• _INSTRUCTIONS TO FOLLOW_
For each line below that holds the word "name", make a copy.
** WORKING DATA follows **
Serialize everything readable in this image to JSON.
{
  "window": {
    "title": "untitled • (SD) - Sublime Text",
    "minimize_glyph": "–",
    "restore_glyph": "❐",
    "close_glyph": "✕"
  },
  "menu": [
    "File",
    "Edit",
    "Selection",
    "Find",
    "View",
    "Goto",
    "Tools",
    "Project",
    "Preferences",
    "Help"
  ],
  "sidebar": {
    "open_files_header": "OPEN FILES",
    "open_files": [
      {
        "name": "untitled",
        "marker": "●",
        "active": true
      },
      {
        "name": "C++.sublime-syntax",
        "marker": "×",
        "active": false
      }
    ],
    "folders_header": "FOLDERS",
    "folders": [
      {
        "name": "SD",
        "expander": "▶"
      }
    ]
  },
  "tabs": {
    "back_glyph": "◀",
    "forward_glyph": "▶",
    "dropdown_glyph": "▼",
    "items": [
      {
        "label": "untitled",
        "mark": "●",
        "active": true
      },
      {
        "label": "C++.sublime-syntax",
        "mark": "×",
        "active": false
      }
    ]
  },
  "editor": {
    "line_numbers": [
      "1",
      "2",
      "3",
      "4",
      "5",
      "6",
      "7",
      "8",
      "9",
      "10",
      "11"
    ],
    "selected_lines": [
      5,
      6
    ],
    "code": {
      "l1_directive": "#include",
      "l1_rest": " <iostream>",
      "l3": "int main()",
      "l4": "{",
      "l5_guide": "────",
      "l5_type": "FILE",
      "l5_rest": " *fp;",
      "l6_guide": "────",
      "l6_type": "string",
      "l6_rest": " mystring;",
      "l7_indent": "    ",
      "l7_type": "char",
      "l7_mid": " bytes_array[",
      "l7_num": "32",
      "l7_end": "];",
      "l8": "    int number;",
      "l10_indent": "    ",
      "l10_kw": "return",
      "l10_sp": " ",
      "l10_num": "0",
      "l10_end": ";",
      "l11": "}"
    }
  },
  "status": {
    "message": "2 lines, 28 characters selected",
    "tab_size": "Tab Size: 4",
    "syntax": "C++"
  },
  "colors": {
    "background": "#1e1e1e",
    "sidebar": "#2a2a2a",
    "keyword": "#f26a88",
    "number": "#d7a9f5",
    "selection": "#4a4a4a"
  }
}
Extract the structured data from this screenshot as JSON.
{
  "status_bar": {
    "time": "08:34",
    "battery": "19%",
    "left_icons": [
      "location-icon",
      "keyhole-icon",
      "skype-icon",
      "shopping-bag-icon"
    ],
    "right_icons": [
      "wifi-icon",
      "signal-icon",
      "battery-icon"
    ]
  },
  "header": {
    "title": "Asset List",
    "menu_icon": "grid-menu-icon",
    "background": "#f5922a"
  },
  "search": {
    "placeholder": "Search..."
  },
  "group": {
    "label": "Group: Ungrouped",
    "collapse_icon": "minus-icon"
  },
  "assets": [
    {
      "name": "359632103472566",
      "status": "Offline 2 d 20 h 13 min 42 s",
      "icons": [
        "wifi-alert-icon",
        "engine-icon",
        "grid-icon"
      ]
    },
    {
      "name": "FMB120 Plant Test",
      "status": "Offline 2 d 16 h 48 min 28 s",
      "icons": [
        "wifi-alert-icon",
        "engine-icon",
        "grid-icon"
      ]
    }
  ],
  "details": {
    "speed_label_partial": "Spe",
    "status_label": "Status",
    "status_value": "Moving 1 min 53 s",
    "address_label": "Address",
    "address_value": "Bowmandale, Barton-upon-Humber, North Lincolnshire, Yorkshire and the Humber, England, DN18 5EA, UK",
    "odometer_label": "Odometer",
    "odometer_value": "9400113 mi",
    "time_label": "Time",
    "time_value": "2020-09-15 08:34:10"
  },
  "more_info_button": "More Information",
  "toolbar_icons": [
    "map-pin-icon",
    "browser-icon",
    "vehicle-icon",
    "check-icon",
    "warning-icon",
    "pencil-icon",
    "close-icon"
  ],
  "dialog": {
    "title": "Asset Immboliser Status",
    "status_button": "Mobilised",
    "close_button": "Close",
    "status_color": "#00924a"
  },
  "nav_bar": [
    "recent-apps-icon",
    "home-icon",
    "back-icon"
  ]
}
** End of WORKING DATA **
• _TASK ANSWER_
        "name": "untitled",
        "name": "C++.sublime-syntax",
        "name": "SD",
      "name": "359632103472566",
      "name": "FMB120 Plant Test",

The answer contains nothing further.